** Opening Raw data block **

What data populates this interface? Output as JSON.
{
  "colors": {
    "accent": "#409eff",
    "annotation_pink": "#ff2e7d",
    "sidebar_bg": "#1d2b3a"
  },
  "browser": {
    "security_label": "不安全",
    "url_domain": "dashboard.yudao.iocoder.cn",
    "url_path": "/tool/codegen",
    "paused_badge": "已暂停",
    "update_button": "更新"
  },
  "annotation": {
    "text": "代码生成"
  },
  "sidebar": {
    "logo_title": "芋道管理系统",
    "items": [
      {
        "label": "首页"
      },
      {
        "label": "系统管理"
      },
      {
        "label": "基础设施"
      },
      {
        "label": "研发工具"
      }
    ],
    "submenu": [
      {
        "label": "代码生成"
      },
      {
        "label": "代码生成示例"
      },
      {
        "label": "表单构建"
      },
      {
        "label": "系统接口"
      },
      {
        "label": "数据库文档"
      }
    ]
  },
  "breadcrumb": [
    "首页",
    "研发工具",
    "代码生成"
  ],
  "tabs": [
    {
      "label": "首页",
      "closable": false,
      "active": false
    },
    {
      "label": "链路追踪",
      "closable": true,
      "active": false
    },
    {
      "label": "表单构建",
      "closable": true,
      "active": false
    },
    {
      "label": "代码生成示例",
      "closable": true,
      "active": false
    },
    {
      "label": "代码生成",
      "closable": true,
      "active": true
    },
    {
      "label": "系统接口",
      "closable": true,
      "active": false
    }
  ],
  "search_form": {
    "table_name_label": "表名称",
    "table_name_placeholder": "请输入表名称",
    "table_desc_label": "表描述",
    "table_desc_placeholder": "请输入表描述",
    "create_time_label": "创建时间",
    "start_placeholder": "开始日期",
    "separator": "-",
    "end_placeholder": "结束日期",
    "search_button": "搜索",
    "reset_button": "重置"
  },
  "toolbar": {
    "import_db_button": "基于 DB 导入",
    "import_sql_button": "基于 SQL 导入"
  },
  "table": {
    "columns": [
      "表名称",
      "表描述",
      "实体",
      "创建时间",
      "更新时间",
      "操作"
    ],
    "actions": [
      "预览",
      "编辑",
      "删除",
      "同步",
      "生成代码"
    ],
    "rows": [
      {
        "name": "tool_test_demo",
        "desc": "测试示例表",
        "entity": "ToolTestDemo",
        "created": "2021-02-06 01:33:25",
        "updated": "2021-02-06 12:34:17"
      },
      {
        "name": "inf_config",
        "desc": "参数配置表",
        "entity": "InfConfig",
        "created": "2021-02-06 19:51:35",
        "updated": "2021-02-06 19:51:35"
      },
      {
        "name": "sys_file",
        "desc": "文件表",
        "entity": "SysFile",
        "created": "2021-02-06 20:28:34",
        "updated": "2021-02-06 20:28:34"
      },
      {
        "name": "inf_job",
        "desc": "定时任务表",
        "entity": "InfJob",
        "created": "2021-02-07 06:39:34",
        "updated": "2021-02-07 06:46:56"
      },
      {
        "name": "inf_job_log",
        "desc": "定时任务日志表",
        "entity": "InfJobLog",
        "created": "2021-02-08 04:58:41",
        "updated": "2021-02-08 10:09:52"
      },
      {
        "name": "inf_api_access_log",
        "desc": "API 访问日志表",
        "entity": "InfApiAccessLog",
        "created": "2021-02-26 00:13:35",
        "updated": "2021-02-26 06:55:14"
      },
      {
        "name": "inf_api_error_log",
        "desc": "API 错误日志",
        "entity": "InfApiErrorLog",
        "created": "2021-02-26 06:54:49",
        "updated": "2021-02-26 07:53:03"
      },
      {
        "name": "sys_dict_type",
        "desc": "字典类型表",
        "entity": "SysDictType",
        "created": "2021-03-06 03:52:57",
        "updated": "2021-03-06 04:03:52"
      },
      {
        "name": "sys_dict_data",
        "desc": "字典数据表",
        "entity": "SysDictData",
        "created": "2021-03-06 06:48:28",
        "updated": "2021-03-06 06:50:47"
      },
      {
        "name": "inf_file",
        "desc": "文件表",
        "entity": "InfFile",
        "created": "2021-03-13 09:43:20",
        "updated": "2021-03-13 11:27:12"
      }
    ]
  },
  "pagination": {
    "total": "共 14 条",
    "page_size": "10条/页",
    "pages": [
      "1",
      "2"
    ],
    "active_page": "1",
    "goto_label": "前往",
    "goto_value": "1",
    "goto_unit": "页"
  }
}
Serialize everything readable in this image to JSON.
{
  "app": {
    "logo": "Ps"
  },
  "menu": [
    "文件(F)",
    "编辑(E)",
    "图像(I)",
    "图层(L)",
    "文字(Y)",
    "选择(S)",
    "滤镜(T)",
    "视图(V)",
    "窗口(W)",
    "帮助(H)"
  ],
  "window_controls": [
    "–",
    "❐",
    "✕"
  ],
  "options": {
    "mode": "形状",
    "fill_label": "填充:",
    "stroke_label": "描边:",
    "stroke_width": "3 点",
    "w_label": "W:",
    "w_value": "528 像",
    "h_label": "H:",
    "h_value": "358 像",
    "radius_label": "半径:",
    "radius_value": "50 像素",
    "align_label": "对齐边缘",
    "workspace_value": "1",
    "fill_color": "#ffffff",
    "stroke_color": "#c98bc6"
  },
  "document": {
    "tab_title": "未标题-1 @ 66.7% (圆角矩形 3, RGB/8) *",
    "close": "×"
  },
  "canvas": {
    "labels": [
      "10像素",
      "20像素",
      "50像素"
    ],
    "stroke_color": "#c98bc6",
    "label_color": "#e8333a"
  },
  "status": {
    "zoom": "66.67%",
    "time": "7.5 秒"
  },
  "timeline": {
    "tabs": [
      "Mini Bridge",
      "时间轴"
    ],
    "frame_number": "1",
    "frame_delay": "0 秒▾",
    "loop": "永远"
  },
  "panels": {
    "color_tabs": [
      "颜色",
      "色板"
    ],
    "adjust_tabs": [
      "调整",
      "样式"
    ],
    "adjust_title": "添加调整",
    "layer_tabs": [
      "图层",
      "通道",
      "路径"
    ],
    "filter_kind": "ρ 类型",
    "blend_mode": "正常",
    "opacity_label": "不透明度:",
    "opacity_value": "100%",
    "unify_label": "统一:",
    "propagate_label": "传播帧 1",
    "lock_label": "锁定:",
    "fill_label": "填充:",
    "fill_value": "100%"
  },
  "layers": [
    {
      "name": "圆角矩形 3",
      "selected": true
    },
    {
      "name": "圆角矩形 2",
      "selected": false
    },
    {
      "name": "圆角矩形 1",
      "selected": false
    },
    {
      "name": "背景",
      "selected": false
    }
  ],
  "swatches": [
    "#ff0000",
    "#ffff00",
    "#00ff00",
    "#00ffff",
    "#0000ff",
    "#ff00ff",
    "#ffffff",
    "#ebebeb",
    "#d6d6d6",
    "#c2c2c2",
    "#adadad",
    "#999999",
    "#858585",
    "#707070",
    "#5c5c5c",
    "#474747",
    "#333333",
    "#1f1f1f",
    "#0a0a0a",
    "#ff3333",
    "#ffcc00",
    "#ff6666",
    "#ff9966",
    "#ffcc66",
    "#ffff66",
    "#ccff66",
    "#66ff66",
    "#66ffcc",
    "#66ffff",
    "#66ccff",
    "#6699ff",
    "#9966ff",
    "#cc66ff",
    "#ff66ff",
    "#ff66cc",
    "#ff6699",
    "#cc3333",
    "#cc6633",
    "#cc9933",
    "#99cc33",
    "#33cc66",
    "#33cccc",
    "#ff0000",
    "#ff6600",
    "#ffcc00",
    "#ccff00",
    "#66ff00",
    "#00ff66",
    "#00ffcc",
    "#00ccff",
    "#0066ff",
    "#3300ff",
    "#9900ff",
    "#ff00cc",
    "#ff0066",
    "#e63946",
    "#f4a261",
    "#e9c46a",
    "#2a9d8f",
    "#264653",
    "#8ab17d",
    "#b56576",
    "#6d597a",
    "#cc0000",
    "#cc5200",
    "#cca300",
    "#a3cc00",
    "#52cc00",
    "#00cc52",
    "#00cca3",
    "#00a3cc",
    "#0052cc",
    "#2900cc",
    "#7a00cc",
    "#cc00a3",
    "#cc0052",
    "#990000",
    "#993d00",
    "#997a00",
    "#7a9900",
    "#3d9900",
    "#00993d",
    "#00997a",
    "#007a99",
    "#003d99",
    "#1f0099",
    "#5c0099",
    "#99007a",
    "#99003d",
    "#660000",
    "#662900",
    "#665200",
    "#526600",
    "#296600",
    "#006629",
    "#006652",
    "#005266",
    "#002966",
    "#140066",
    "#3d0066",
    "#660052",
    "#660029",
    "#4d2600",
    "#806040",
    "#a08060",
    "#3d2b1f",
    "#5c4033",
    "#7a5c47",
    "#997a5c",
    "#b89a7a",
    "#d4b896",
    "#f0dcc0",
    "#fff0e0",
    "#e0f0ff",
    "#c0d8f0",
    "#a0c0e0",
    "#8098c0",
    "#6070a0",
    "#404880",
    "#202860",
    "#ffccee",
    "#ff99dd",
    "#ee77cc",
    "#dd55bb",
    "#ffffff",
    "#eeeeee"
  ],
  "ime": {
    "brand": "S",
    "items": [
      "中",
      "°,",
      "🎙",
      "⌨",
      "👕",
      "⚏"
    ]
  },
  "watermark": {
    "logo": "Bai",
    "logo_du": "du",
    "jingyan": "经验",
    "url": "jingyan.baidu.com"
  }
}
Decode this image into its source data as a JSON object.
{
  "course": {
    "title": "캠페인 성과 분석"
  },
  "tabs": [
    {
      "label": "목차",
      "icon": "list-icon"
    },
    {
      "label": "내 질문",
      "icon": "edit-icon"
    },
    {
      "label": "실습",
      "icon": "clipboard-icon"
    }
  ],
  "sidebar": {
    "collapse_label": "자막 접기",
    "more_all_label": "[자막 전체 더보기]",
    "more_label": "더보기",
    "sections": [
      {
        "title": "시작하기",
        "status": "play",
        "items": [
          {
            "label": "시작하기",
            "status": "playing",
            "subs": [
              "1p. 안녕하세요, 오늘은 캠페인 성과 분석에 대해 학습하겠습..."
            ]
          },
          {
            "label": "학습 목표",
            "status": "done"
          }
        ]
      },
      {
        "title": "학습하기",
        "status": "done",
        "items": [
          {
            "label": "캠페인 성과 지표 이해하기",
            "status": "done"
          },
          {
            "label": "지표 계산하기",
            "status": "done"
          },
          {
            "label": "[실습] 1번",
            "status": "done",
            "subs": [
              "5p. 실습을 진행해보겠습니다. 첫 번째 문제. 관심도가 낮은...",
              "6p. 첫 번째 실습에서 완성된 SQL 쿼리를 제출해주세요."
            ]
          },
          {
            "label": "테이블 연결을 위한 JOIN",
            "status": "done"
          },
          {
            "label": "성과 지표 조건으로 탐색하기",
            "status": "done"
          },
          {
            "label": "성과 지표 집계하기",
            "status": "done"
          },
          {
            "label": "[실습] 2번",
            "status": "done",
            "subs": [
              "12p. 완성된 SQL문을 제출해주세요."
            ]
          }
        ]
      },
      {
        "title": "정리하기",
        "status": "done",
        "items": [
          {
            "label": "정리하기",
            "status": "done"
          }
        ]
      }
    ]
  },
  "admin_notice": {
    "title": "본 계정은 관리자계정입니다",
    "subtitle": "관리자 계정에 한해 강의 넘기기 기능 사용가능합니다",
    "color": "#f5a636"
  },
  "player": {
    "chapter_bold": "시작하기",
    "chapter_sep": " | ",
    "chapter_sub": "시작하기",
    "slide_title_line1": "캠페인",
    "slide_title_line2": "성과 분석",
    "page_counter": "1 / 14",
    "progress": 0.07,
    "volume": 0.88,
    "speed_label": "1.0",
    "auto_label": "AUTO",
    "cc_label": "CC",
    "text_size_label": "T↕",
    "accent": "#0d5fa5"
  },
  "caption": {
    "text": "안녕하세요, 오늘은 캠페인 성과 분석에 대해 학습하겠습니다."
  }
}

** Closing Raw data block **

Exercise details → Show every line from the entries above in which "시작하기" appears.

Expected output →
        "title": "시작하기",
            "label": "시작하기",
    "chapter_bold": "시작하기",
    "chapter_sub": "시작하기",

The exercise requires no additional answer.